Area anglers anxiously awaiting open water
The ice fishing season is finally over and anglers are now waiting for open water and the chance to do a little "preseason" fishing for panfish. Shallow lakes like Irving, Kitchi and Three Island will open up first, with deep lakes like Cass, Bem...
The ice fishing season is finally over and anglers are now waiting for open water and the chance to do a little "preseason" fishing for panfish.
Shallow lakes like Irving, Kitchi and Three Island will open up first, with deep lakes like Cass, Bemidji and Walker Bay of Leech Lake among the last lakes to thaw.
A portion of the walleye population living in lakes connected to a major river system has already begun to make their annual spring spawning runs.
Walleyes that prefer to spawn in a river system may make long spawning runs up the larger rivers like the Mississippi and the Rainy River and often begin their runs long before the ice is off their home lake.
Walleyes often run many miles up a river system to an exact location in the river where they find the perfect mix of rock and current to lay their eggs.
Genetics may also help determine where walleyes prefer to spawn.
The rest of the walleye population living in the lakes will wait until the ice is off the lakes to spawn on windswept areas of gravel with just the right mix of depth and bottom content.
Walleyes in some lakes may also choose to spawn on top of chara beds, which hold the eggs up off the bottom and allow water to flow around the eggs to keep them aerated. Chara has some anti-fungal properties too, which naturally helps keep the fish eggs free from several types of infection.
Northern pike are another species of gamefish that spawn early in the spring.
Northern pike will look for calm backwater areas to lay their eggs. Pike may run many miles up small streams with current, looking for an area with slack water to lay their eggs.
For example, many northern pike from Red Lake run up the extensive system of ditches that are connected to Red Lake and flow along many of the roads surrounding the lake.
Pike are often seen in the ditches by landowners near culverts and other areas with pooling water that are many miles away from Red Lake in the spring.
With low water levels this year, the odds do not favor a good spawning year for pike.
A bad spawning year for pike can often mean a good spawning year for many other species of fish, because the lack of small pike gives the young-of-the-year of other species a better chance to survive when the population of small pike to prey on them is limited.
Another possibility is the weather in the Bemidji area could suddenly change again, and a dry spring could turn into a wet spring in a short amount of time.
Anglers can take the extra time between seasons to make the switch from ice fishing to open water fishing.
Many anglers use the same fishing reels on their ice fishing rods as they use for summer fishing.
The reels need to be switched back to the summer rods and new line needs to be added to the reels.
Some anglers like to go clean their reels once a year and add fresh grease to help keep the reels working at peak performance.

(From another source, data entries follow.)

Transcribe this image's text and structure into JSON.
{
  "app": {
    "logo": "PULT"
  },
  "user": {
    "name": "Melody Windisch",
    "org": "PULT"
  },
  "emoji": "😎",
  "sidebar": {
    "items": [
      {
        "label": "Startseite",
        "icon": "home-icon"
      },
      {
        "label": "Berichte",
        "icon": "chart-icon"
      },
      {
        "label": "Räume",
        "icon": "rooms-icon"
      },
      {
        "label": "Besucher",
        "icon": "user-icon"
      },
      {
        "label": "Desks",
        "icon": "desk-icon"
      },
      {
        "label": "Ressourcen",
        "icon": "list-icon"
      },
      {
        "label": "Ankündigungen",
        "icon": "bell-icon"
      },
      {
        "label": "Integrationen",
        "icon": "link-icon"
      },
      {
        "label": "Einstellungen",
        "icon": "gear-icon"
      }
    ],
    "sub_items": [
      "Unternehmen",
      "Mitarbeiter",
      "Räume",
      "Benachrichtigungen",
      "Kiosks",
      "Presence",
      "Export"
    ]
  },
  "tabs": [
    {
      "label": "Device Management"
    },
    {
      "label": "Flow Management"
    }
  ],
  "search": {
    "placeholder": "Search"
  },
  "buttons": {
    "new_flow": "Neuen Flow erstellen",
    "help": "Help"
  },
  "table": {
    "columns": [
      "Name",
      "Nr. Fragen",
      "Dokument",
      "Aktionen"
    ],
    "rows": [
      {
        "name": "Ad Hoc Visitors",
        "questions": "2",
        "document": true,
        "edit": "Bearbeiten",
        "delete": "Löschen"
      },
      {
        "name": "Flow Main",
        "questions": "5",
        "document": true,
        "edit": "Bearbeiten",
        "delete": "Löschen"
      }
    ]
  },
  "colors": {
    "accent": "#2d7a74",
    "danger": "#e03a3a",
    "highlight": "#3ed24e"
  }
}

Anglers' boats and motors also need some attention in the spring. Batteries need to be checked for water and charged, with the connections checked for oxidation.
Oil needs to be changed in 4 Stroke motors and the lower unit grease should be changed at least once a year in all types of outboard motors.
It is also a good time to organize tackle boxes, clean carpets in boats, and give the outside of the boat a good cleaning.
Some anglers may also want to add a fresh set of spark plugs, change the fuel filter and check the timing belt if they are using an older motor to be sure everything is ready for the opener.
The Bemidji/Cass Lake Muskies Inc. Chapter will be hosting a free Family Muskie Fishing Clinic at the Bemidji High School Pool on Saturday from 1-4 pm.
For more information please contact Rory Potter at 218-335-8597.
Paul A. Nelson is a multi-species fishing guide living in the Bemidji area. He can be contacted by calling 218-759-2235